__What is required__: Keyword search on "duration": report each line of the records that contains it.

Data about app and page elements:
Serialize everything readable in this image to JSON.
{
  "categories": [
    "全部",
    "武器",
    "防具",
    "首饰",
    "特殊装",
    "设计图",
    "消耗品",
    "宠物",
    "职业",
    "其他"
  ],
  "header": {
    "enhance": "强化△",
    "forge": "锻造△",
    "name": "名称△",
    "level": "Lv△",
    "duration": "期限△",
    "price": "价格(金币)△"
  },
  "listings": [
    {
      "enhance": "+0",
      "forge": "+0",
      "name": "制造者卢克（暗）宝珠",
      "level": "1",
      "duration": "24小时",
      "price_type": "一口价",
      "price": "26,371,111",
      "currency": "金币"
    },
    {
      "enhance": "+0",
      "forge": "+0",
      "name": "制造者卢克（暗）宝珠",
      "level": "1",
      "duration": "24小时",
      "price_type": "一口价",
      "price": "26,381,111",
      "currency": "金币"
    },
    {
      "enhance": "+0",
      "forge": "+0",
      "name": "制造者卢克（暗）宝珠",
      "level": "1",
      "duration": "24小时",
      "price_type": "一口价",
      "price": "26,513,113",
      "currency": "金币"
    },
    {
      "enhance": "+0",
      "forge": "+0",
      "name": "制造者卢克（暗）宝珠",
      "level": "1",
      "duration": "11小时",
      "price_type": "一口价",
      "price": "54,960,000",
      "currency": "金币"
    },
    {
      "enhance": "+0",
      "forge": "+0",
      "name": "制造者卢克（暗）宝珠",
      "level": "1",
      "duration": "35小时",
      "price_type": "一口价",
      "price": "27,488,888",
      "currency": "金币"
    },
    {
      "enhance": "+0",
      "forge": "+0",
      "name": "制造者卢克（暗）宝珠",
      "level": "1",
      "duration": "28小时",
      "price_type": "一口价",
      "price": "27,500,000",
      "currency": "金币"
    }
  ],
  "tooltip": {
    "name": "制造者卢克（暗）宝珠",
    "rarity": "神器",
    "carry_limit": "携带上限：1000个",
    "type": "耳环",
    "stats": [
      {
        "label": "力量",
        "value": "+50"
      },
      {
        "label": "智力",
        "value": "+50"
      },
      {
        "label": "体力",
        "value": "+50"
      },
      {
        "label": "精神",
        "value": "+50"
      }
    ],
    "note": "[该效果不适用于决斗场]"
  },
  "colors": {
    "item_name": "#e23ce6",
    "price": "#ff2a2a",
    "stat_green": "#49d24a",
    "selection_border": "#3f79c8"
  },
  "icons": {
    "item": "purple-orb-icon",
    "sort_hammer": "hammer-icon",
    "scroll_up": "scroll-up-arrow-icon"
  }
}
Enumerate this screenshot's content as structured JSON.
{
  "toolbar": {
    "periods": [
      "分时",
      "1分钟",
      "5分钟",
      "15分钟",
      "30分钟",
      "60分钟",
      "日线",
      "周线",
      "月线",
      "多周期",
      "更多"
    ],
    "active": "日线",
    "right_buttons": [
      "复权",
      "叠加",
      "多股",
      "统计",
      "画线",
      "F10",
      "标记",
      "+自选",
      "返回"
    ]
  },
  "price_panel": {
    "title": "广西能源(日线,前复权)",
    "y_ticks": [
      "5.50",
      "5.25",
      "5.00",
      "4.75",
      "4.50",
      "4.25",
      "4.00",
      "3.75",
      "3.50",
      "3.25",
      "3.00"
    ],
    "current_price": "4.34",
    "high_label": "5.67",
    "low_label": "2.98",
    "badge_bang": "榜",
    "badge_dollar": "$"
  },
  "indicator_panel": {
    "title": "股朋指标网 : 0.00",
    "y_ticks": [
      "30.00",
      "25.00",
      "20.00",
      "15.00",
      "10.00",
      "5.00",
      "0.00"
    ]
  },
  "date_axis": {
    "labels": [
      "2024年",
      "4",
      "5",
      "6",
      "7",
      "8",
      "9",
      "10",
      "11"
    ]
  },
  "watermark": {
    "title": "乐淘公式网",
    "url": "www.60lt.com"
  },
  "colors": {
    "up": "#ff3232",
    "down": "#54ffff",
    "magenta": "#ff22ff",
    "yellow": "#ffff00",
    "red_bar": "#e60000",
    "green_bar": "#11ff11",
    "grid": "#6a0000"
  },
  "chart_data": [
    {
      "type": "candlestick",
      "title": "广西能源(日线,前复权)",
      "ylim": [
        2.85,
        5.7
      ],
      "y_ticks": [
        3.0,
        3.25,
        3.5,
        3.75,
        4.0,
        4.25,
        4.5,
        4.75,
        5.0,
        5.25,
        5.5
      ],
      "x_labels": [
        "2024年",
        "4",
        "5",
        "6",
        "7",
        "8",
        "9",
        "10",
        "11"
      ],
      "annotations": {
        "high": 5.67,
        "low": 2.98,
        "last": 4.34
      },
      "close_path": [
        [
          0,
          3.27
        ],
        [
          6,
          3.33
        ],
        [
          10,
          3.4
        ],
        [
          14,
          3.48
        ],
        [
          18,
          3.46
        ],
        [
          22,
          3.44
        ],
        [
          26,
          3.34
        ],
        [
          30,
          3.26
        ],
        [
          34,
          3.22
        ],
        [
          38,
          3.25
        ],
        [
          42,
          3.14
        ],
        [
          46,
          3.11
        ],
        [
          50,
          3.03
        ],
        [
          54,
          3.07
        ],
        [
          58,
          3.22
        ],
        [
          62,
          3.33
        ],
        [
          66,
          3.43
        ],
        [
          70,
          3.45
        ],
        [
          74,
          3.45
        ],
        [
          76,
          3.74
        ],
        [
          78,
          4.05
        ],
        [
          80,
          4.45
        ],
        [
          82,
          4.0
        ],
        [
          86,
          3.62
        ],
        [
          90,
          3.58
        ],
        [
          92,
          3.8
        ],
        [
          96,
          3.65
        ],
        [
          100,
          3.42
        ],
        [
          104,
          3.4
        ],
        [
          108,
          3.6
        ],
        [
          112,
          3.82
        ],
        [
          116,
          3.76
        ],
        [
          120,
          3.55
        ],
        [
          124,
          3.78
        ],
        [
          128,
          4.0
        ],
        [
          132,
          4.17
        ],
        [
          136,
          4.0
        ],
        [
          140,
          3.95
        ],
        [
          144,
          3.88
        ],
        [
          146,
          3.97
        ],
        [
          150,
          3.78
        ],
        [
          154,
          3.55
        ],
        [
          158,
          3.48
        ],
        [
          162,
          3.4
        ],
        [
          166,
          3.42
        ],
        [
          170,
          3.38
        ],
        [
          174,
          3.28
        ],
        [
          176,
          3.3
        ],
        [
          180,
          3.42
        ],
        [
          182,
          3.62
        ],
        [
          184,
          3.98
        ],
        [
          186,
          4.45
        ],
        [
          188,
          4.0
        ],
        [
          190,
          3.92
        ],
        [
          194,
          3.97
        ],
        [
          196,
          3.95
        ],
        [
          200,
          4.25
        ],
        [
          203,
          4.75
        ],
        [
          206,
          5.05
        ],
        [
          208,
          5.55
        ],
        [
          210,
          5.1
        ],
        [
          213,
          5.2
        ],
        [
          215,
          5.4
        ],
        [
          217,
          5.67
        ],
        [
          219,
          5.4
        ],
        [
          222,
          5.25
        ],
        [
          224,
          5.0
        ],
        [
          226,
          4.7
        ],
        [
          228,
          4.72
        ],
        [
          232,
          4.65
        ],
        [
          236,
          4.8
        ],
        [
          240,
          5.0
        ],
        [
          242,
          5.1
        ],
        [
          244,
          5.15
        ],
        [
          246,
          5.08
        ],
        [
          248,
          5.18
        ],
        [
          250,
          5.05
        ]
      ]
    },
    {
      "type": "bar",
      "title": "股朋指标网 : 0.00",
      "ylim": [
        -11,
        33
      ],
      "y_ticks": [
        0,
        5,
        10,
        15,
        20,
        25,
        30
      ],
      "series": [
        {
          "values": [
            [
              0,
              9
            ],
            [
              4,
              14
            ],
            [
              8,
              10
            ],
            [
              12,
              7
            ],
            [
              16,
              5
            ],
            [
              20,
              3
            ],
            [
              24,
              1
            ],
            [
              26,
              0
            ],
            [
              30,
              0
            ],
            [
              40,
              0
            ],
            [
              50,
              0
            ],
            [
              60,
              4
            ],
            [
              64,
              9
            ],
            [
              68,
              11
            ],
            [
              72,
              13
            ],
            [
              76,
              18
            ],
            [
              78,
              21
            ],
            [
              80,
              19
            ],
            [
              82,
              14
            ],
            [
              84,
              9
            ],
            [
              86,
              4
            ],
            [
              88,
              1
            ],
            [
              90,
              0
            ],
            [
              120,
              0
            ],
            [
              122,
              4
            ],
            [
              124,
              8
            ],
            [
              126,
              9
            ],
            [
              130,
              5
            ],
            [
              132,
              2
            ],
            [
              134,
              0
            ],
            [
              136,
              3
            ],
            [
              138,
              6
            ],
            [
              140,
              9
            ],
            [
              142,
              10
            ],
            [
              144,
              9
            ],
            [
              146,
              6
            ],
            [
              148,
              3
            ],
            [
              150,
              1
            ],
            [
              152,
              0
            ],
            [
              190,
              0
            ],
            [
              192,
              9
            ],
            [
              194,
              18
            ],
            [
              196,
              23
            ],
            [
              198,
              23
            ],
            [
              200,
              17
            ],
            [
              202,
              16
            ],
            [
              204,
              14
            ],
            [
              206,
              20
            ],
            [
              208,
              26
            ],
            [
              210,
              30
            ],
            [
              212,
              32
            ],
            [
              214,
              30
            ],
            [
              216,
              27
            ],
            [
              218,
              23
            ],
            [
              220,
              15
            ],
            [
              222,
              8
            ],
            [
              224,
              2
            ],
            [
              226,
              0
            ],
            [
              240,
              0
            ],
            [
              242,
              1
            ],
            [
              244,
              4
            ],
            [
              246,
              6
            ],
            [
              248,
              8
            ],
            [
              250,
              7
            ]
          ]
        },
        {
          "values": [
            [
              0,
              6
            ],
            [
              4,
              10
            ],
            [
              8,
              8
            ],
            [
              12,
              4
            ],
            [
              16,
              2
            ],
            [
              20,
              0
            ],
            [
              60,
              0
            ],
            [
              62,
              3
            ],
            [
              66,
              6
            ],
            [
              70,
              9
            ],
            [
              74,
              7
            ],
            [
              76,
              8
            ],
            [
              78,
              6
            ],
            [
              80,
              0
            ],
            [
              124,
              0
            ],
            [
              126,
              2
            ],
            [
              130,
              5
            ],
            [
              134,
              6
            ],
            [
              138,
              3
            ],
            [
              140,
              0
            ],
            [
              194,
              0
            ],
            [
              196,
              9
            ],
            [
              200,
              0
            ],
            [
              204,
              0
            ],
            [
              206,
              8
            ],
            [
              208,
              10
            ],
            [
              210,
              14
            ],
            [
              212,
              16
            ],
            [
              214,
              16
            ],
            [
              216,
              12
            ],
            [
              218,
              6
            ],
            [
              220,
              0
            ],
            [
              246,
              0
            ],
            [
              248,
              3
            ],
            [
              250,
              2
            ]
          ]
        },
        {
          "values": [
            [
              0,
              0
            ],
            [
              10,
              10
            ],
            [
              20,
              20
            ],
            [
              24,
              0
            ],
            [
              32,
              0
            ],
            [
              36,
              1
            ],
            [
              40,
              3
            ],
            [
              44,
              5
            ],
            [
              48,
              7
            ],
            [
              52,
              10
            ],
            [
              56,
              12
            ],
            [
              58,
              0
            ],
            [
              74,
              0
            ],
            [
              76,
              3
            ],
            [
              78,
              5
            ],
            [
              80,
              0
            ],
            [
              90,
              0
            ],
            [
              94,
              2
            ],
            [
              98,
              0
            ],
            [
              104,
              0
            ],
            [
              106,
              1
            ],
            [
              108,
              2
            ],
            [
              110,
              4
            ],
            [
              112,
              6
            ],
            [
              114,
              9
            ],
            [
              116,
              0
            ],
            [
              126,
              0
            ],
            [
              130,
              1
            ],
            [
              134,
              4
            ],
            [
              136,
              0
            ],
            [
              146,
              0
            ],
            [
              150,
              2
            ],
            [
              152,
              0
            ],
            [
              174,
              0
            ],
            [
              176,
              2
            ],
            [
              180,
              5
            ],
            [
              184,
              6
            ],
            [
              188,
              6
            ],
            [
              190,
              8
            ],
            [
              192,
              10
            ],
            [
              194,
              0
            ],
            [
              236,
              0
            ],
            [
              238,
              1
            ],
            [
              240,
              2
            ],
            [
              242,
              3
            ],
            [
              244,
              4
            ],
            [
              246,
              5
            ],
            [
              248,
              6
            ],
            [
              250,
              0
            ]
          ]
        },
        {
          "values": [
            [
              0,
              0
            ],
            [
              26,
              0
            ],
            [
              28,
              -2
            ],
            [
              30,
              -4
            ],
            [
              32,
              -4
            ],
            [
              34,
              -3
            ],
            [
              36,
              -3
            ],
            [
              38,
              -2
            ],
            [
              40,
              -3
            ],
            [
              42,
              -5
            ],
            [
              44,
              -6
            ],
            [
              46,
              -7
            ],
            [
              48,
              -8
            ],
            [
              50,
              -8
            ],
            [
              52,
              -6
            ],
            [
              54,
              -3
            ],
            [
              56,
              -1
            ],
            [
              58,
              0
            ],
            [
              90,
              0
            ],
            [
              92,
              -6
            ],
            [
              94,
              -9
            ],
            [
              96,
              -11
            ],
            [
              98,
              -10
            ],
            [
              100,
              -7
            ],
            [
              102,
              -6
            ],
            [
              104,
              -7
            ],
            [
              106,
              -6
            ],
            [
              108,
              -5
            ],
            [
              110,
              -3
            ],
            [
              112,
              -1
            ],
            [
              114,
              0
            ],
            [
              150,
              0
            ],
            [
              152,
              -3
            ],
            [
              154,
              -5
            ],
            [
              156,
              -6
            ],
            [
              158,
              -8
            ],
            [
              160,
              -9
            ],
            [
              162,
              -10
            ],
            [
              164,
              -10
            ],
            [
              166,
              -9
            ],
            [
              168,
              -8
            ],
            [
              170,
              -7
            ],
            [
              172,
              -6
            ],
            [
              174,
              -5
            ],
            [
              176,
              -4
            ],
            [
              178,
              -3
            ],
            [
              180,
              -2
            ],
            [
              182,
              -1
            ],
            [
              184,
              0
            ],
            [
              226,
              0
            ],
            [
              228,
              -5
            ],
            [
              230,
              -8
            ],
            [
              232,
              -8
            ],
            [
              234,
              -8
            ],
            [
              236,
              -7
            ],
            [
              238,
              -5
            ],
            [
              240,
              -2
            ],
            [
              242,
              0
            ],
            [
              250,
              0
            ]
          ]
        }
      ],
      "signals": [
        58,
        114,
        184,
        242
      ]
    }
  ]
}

__Exercise solution__:
    "duration": "期限△",
      "duration": "24小时",
      "duration": "24小时",
      "duration": "24小时",
      "duration": "11小时",
      "duration": "35小时",
      "duration": "28小时",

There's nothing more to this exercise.